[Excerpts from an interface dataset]
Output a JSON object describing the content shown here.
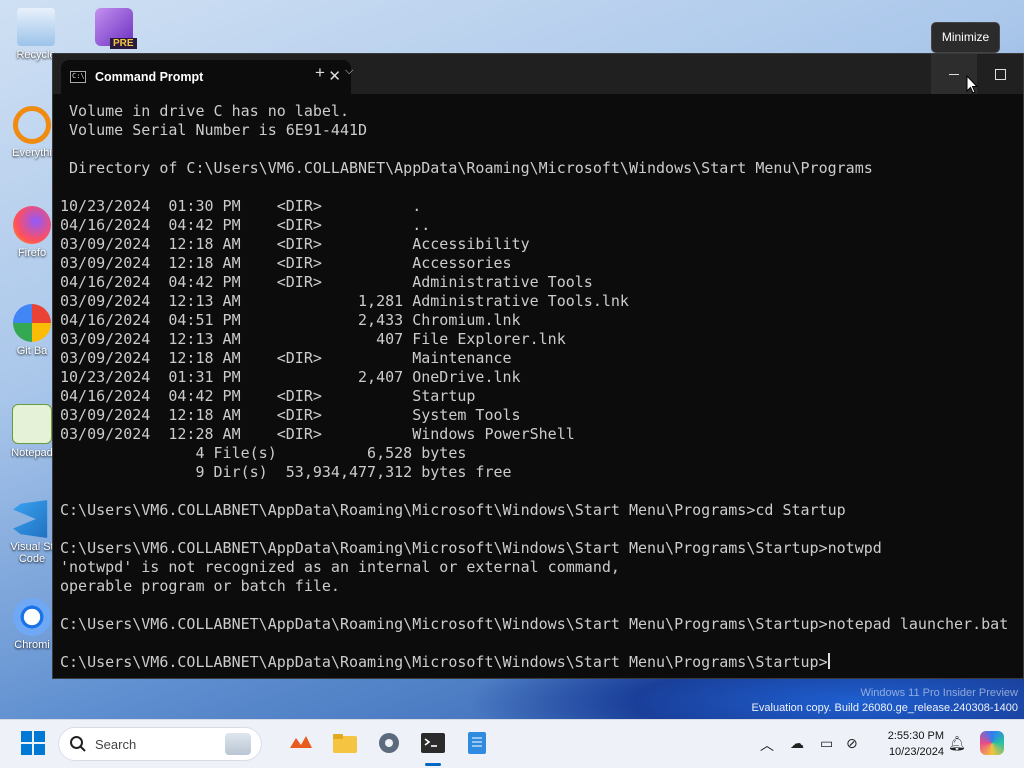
{
  "desktop": {
    "icons": [
      {
        "label": "Recycle"
      },
      {
        "label": "PRE"
      },
      {
        "label": "Everythi"
      },
      {
        "label": "Firefo"
      },
      {
        "label": "Git Ba"
      },
      {
        "label": "Notepad"
      },
      {
        "label": "Visual St Code"
      },
      {
        "label": "Chromi"
      }
    ],
    "watermark": {
      "line1": "Windows 11 Pro Insider Preview",
      "line2": "Evaluation copy. Build 26080.ge_release.240308-1400"
    }
  },
  "window": {
    "tab_title": "Command Prompt",
    "tab_icon": "cmd-icon",
    "newtab": "+",
    "dropdown": "⌵",
    "tooltip": "Minimize",
    "console_lines": [
      " Volume in drive C has no label.",
      " Volume Serial Number is 6E91-441D",
      "",
      " Directory of C:\\Users\\VM6.COLLABNET\\AppData\\Roaming\\Microsoft\\Windows\\Start Menu\\Programs",
      "",
      "10/23/2024  01:30 PM    <DIR>          .",
      "04/16/2024  04:42 PM    <DIR>          ..",
      "03/09/2024  12:18 AM    <DIR>          Accessibility",
      "03/09/2024  12:18 AM    <DIR>          Accessories",
      "04/16/2024  04:42 PM    <DIR>          Administrative Tools",
      "03/09/2024  12:13 AM             1,281 Administrative Tools.lnk",
      "04/16/2024  04:51 PM             2,433 Chromium.lnk",
      "03/09/2024  12:13 AM               407 File Explorer.lnk",
      "03/09/2024  12:18 AM    <DIR>          Maintenance",
      "10/23/2024  01:31 PM             2,407 OneDrive.lnk",
      "04/16/2024  04:42 PM    <DIR>          Startup",
      "03/09/2024  12:18 AM    <DIR>          System Tools",
      "03/09/2024  12:28 AM    <DIR>          Windows PowerShell",
      "               4 File(s)          6,528 bytes",
      "               9 Dir(s)  53,934,477,312 bytes free",
      "",
      "C:\\Users\\VM6.COLLABNET\\AppData\\Roaming\\Microsoft\\Windows\\Start Menu\\Programs>cd Startup",
      "",
      "C:\\Users\\VM6.COLLABNET\\AppData\\Roaming\\Microsoft\\Windows\\Start Menu\\Programs\\Startup>notwpd",
      "'notwpd' is not recognized as an internal or external command,",
      "operable program or batch file.",
      "",
      "C:\\Users\\VM6.COLLABNET\\AppData\\Roaming\\Microsoft\\Windows\\Start Menu\\Programs\\Startup>notepad launcher.bat",
      ""
    ],
    "prompt": "C:\\Users\\VM6.COLLABNET\\AppData\\Roaming\\Microsoft\\Windows\\Start Menu\\Programs\\Startup>"
  },
  "taskbar": {
    "search_placeholder": "Search",
    "apps": [
      "widgets-icon",
      "file-explorer-icon",
      "settings-icon",
      "terminal-icon",
      "notepad-icon"
    ],
    "time": "2:55:30 PM",
    "date": "10/23/2024"
  },
  "colors": {
    "console_bg": "#0c0c0c",
    "console_text": "#cccccc",
    "accent": "#0067c0"
  }
}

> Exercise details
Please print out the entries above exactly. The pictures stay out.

> Completed task
Output a JSON object describing the content shown here.
{
  "desktop": {
    "icons": [
      {
        "label": "Recycle"
      },
      {
        "label": "PRE"
      },
      {
        "label": "Everythi"
      },
      {
        "label": "Firefo"
      },
      {
        "label": "Git Ba"
      },
      {
        "label": "Notepad"
      },
      {
        "label": "Visual St Code"
      },
      {
        "label": "Chromi"
      }
    ],
    "watermark": {
      "line1": "Windows 11 Pro Insider Preview",
      "line2": "Evaluation copy. Build 26080.ge_release.240308-1400"
    }
  },
  "window": {
    "tab_title": "Command Prompt",
    "tab_icon": "cmd-icon",
    "newtab": "+",
    "dropdown": "⌵",
    "tooltip": "Minimize",
    "console_lines": [
      " Volume in drive C has no label.",
      " Volume Serial Number is 6E91-441D",
      "",
      " Directory of C:\\Users\\VM6.COLLABNET\\AppData\\Roaming\\Microsoft\\Windows\\Start Menu\\Programs",
      "",
      "10/23/2024  01:30 PM    <DIR>          .",
      "04/16/2024  04:42 PM    <DIR>          ..",
      "03/09/2024  12:18 AM    <DIR>          Accessibility",
      "03/09/2024  12:18 AM    <DIR>          Accessories",
      "04/16/2024  04:42 PM    <DIR>          Administrative Tools",
      "03/09/2024  12:13 AM             1,281 Administrative Tools.lnk",
      "04/16/2024  04:51 PM             2,433 Chromium.lnk",
      "03/09/2024  12:13 AM               407 File Explorer.lnk",
      "03/09/2024  12:18 AM    <DIR>          Maintenance",
      "10/23/2024  01:31 PM             2,407 OneDrive.lnk",
      "04/16/2024  04:42 PM    <DIR>          Startup",
      "03/09/2024  12:18 AM    <DIR>          System Tools",
      "03/09/2024  12:28 AM    <DIR>          Windows PowerShell",
      "               4 File(s)          6,528 bytes",
      "               9 Dir(s)  53,934,477,312 bytes free",
      "",
      "C:\\Users\\VM6.COLLABNET\\AppData\\Roaming\\Microsoft\\Windows\\Start Menu\\Programs>cd Startup",
      "",
      "C:\\Users\\VM6.COLLABNET\\AppData\\Roaming\\Microsoft\\Windows\\Start Menu\\Programs\\Startup>notwpd",
      "'notwpd' is not recognized as an internal or external command,",
      "operable program or batch file.",
      "",
      "C:\\Users\\VM6.COLLABNET\\AppData\\Roaming\\Microsoft\\Windows\\Start Menu\\Programs\\Startup>notepad launcher.bat",
      ""
    ],
    "prompt": "C:\\Users\\VM6.COLLABNET\\AppData\\Roaming\\Microsoft\\Windows\\Start Menu\\Programs\\Startup>"
  },
  "taskbar": {
    "search_placeholder": "Search",
    "apps": [
      "widgets-icon",
      "file-explorer-icon",
      "settings-icon",
      "terminal-icon",
      "notepad-icon"
    ],
    "time": "2:55:30 PM",
    "date": "10/23/2024"
  },
  "colors": {
    "console_bg": "#0c0c0c",
    "console_text": "#cccccc",
    "accent": "#0067c0"
  }
}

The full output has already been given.